• [Work task]
Give back every line of the material below that has the string "percent".

-- Data for analysis follows --

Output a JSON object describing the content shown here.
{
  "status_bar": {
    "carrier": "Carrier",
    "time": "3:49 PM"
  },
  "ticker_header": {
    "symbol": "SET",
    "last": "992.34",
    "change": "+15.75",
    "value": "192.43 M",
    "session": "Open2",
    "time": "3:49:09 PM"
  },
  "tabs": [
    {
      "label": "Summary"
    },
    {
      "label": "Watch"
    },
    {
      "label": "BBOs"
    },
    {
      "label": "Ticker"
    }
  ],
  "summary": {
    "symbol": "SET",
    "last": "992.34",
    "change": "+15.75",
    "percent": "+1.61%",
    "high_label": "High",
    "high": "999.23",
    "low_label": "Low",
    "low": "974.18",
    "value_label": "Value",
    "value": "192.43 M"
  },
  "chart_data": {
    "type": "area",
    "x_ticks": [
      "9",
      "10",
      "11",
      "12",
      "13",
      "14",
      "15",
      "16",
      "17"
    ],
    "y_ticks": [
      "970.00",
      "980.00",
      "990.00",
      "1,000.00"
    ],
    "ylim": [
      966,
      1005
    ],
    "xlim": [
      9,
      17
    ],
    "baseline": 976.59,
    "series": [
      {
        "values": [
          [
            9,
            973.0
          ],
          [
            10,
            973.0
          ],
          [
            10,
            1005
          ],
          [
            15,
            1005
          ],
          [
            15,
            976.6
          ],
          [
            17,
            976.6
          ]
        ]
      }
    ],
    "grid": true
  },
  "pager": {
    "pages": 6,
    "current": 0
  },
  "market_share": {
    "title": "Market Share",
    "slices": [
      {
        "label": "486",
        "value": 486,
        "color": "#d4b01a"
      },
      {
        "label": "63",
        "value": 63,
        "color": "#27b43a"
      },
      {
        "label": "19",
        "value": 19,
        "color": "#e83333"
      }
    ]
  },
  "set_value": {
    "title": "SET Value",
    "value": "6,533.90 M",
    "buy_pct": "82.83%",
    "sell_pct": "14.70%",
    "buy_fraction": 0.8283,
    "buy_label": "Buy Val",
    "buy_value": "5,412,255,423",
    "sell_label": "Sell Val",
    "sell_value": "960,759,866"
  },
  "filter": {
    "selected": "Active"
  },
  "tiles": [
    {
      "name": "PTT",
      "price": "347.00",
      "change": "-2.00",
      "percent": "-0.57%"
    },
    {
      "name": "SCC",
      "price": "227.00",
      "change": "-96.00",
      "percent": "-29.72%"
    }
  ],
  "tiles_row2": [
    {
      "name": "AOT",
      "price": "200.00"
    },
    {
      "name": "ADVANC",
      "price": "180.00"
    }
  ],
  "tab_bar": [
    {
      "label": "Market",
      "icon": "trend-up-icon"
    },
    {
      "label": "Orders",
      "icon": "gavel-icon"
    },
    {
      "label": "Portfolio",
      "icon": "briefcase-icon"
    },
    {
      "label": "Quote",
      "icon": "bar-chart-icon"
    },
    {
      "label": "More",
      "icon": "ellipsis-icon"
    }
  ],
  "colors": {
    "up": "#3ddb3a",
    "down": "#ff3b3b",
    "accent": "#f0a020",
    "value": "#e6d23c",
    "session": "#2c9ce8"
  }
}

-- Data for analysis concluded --

• [The completed task]
    "percent": "+1.61%",
      "percent": "-0.57%"
      "percent": "-29.72%"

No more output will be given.